It’s rare that I rent a car in Miami, and tonight I had no reason to expect a heavenly experience. We’d lost ninety minutes to a loose panel in the 767 they’d rolled out of an LAX hangar for this “premium” flight. My expertise with duct tape was politely refused while we milled around like Kremlinologists outside the Politburo, analyzing the body language of anyone emerging from the jetway. Holding a coveted upgrade, I’d then spent hours in flight trying to take a nap, which required mastering mystifying controls to a seat from the bridge of the Starship Enterprise miami exotic car rentals.
By now its well after midnight, and my fellow travelers are so tired they twitch from ear pain at the buzzer blast signaling the start of the luggage-go-round (unlike Fort Lauderdale, which offers a light show and canned music that sounds like the Macarena). Finally, the laws of FOLO (first on, last off), bring my suitcase rolling lazily around the bend (I swear it’s putting out a cigarette, basking in the afterglow of a mile-high tryst with the Gucci makeup case behind it).
Time to get the car, and unlike Benjy, I’m in the airport, not some rich guy’s playpen. Holding a reservation for a Pontiac G6 (or equivalent), a decent ride with good road feel and some cojones (if you luck out and get a V-6), I’m fully expecting I’ll end up in a (not so equivalent) Hundwoo Marmot LSMFT.
The manager greets me as one Miamian to another, with a sullen, “Can I help you?” which barely conceals her fond hope that the answer is “No.” I ask if they have a G6. She says nothing. Now I know I’m home. Then she points to an ATM and tells me to do it myself. When I fumble trying to reject the optional insurance, child-seat and bucket of buffalo wings, she assures me this gizmo is more efficient than the old system, which it plainly isn’t when there’s only one customer.
And then, something miraculous happens. Papers printed, initialed and signed, the manager points outside and says, “Over there. Pick any car you want.” She merely nods with a tired smirk when I ask, “Really?” as I walk backward through the surly gates of rental car heaven.

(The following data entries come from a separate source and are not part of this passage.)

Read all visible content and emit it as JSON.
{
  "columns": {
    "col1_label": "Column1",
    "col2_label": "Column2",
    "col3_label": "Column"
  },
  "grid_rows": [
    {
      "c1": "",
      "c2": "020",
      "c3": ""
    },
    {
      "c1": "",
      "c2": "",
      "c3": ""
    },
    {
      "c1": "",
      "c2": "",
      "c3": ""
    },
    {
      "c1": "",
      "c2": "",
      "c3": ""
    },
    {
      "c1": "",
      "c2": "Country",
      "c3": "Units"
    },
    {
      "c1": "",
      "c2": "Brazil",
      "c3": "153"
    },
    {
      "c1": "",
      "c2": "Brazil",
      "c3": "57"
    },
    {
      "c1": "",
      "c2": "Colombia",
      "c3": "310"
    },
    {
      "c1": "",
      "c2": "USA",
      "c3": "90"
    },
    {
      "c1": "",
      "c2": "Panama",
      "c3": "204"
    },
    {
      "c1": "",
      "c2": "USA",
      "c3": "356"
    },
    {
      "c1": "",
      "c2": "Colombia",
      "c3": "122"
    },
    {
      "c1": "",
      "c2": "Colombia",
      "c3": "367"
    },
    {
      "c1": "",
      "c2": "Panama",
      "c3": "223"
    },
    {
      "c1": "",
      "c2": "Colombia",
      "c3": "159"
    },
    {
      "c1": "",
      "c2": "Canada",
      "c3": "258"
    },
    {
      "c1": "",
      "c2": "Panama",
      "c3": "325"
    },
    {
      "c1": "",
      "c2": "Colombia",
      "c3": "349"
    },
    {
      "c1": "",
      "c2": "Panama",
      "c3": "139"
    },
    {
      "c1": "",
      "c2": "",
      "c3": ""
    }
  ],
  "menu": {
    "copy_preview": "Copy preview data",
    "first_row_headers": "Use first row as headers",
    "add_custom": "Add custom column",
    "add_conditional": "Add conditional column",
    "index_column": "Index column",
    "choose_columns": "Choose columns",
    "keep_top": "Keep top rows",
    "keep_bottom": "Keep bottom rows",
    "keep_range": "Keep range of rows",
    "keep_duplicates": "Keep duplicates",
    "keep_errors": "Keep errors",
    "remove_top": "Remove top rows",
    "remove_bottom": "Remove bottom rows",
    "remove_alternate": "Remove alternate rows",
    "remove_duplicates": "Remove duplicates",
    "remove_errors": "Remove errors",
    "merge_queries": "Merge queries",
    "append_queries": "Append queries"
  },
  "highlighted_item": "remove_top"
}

It’s my car lot now, with new V-6 Chevy Malibus the reviewers raved about, and V-6 Pontiacs as well (I know this engine, based on the block that powered my screaming Citation X-11 twenty-five years ago, a car feared by all who drove in or near it).
Striding past some Toyota Bore-olas, I spy a Dodge Avenger (an SXT, with go-fast bits and an iPod jack). If I want to go green instead of fast, they’ve got Prius sedans, and, can it be? One of them is blocking a gun-metal grey G6 coupe with GT badges.
Jackpot! The top engine, suspension and tire combo, with black leather, sunroof and big audio. It’s a close call, but the Avenger’s out when I see the Pontiac’s got an iPod jack, too. The only problem is moving the Prius. I’m not risking anybody telling me I can’t have what I want, so I move it myself. With its weird controls, wiggly joystick and push-button starter, I’m hoping it doesn’t blow up while I wait for its systems to respond to my commands, so I can get it the hell out of the way.
At last, I’m in, and soon, I’m out, before anyone’s the wiser, enjoying that “number one top big shot luxury lifestyle to go,” blasting up the corkscrew to State Road 112, wondering if I’m driving a car they don’t really rent, just take home themselves. But there’s one thing I’m sure about. If there’s a rental car heaven, it has to look like Miami. This I know. I’ve seen it.